Small, sparsely populated districts across the state have received $18.5 million in sparsity aid.
Unlike most categorical aids, which are targeted to a specific program or service, sparsity aid may be used for general school operations.
For the 2017-18 school year, 144 districts qualified for sparsity aid based on membership of 745 or fewer students and density of less than 10 pupils per square mile of the district's geographic area.
The Elmwood School District received $98,446.
"Sparsity aid is a valuable source of revenue for our district as our district relies on these funds to supplement our budget. Without these funds, we would need to reduce our general fund budget by about $100,000," said Elmwood Superintendent Paul Blanford. "Because sparsity aid is a categorical aid with the flexibility of being utilized in the general fund budget, funds that are not specifically 'earmarked' or mandated for a single specific thing; we can utilize these funds to purchase a bus or pay for transportation-related expenses, pay for maintenance expenses, purchase technology or curriculum, or for other expenses."
Five school districts received aid this year that didn't qualify last school year: Dover #1, Erin, Glenwood City, Iowa Grant and North Cape. Aid was paid on the third Monday in September.
Sparsity aid is computed on prior year audited membership, which includes all students receiving services from a public school district and is different from enrollment.
"Because small rural school districts experience additional costs in things like student transportation related to distance and student numbers, as well as other impacts of adverse economy of scale, sparsity aid was created to help manage these added burdens," Blanford said.
The Plum City School District received $82,730.
"We are very pleased ... This is a significant amount of money for us. As a small school with little ability to control our numbers, we can't cleanly and evenly distribute funds on a per building or per grade basis," said Plum City Superintendent Ronald Walsh. "We also have administrative costs that are necessary regardless of the number of students we have. We need personnel to teach all students, to oversee special needs areas and to evaluate of all of our programs the same as districts many times larger than us. Sparsity aid is a welcome relief to help us smooth expenses out to somewhat compensate for our low enrollment."
Combined, the eligible school districts had pupil membership of 62,377, which is about 7 percent of Wisconsin's total public school membership for the 2016-17 school year. The membership total from eligible school districts required that the statutory sparsity aid payment of $300 per member be prorated at 98.84 percent this year for an actual payment of $296.52 per member.
"Across the state, the local school is the heart of the community. Its activities extend past the classroom as a gathering place for academic, athletic and other social activities that hold communities together. As a major employer, schools also support the local economy," said State Superintendent Tony Evers. "The sparsity aid program is an important support to our small school districts."
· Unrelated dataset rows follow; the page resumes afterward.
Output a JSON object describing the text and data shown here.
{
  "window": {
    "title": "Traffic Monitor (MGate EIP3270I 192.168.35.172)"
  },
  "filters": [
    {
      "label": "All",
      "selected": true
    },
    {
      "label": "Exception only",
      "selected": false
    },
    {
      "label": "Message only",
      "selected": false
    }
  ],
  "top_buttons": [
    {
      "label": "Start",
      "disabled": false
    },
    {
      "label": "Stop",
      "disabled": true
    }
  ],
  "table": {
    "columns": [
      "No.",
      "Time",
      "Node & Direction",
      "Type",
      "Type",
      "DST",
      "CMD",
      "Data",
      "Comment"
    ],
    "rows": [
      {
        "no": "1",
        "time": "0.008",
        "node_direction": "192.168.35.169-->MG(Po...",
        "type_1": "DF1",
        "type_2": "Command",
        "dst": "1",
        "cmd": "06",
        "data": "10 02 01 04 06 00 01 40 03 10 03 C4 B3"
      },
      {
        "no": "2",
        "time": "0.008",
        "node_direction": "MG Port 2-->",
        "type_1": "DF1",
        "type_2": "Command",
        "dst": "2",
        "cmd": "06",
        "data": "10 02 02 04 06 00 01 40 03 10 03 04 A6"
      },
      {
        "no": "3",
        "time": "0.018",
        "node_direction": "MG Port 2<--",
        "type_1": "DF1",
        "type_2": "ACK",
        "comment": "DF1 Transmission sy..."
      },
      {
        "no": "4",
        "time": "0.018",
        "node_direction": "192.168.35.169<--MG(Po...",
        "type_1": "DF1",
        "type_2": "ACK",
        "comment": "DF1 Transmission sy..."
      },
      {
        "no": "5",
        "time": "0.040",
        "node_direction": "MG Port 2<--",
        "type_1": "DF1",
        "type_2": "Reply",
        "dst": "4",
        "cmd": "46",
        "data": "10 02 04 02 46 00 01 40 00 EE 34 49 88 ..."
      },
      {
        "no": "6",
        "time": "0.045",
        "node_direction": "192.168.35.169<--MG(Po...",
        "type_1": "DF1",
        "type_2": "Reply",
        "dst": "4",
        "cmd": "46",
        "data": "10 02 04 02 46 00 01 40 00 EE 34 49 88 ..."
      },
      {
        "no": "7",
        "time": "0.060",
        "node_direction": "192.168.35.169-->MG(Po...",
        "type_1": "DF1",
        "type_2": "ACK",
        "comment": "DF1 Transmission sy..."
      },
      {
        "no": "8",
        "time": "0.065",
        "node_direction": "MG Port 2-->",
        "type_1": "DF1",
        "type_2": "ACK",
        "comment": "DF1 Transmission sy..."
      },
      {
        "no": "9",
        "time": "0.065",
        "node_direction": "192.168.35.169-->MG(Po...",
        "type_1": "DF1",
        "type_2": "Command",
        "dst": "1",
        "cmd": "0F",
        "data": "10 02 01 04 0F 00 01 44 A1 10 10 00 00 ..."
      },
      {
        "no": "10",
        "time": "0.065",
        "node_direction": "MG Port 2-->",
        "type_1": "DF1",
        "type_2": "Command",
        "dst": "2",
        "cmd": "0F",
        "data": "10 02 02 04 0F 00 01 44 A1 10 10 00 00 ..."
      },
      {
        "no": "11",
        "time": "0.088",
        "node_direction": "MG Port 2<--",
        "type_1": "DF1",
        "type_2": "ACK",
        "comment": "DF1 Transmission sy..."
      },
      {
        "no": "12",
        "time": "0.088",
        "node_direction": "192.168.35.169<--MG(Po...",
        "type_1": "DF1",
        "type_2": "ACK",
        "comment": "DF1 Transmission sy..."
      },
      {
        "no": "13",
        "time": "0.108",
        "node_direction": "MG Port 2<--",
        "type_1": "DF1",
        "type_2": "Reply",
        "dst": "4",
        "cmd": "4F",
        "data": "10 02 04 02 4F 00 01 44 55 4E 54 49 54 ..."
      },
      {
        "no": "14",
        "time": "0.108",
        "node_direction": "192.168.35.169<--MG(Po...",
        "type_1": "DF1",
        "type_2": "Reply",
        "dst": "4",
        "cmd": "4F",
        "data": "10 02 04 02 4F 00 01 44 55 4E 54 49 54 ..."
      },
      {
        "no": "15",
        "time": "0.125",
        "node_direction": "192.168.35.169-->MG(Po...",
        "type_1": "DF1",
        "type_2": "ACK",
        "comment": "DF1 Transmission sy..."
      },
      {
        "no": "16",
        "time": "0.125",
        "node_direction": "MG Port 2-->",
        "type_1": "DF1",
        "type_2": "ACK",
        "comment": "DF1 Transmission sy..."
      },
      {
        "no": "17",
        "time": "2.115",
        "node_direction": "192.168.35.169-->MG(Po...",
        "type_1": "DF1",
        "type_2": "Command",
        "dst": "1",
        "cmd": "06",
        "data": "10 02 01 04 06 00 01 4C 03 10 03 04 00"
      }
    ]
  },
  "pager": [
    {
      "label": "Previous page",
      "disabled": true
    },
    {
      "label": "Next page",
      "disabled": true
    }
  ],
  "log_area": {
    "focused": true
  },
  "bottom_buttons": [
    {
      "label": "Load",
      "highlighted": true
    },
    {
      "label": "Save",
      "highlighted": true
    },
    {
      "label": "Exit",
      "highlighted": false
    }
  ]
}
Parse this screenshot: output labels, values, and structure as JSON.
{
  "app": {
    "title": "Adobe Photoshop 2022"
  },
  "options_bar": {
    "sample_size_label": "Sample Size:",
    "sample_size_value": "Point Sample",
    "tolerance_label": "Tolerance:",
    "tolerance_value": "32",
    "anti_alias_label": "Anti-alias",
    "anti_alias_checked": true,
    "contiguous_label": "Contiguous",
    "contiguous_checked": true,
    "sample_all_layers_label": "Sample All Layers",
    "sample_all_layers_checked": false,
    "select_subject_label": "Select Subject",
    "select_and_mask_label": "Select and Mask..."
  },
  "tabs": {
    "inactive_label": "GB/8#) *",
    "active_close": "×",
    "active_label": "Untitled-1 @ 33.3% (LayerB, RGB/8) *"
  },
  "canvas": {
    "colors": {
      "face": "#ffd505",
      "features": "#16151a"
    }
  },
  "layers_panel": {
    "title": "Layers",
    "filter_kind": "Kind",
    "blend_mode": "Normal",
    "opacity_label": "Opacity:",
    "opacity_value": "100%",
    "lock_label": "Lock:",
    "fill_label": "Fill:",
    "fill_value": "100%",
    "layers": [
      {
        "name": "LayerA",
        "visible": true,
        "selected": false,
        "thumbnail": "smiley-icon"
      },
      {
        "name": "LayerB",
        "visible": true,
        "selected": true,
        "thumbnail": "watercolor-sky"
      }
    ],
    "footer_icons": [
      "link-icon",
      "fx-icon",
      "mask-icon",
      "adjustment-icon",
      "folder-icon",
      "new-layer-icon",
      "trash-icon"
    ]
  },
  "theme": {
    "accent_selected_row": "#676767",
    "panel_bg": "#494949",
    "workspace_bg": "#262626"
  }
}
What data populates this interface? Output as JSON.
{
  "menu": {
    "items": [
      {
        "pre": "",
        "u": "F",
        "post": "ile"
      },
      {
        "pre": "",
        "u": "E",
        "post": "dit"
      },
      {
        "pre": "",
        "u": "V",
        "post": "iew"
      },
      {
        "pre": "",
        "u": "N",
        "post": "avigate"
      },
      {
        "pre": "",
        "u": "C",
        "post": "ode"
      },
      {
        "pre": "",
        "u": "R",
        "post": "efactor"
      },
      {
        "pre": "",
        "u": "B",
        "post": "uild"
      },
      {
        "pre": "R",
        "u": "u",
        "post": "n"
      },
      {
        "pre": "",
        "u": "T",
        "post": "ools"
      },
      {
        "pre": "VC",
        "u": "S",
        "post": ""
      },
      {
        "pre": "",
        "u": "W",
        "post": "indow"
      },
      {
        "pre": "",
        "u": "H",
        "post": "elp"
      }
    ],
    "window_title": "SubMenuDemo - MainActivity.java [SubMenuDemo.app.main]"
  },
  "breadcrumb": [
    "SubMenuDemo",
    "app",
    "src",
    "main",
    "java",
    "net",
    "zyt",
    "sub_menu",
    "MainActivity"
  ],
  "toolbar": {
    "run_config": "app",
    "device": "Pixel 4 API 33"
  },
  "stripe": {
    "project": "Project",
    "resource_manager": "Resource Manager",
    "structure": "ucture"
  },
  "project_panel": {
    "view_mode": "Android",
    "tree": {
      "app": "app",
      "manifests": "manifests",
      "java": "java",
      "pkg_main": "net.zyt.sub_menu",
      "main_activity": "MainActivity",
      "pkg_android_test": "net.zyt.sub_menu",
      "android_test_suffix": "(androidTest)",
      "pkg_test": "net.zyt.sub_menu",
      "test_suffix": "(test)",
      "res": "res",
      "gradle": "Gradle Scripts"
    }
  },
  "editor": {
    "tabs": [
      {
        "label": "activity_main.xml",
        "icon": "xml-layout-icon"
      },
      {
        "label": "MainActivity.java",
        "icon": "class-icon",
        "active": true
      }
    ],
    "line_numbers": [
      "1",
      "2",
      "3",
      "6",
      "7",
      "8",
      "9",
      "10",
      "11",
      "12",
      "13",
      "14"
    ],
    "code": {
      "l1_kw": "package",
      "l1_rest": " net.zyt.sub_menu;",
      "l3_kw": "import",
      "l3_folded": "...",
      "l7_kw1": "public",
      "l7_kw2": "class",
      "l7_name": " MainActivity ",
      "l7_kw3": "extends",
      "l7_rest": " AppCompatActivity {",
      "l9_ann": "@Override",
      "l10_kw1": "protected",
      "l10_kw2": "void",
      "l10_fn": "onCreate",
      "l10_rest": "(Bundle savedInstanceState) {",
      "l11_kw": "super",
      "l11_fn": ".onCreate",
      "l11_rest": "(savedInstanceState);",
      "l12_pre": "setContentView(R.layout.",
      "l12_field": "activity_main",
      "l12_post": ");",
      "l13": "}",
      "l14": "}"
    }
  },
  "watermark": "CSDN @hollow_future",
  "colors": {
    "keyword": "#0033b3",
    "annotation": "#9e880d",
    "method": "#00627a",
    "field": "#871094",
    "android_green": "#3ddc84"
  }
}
Sparsity aid was enacted as part of the 2007-09 state budget and based on recommendations from the State Superintendent's Rural Schools Advisory Council. The council stressed that declining enrollment and escalating fixed costs along with the lack of economies of scale were issues that put added pressure on small, sparsely populated districts. With the exception of the 2015-16 school year, sparsity aid has been prorated each year.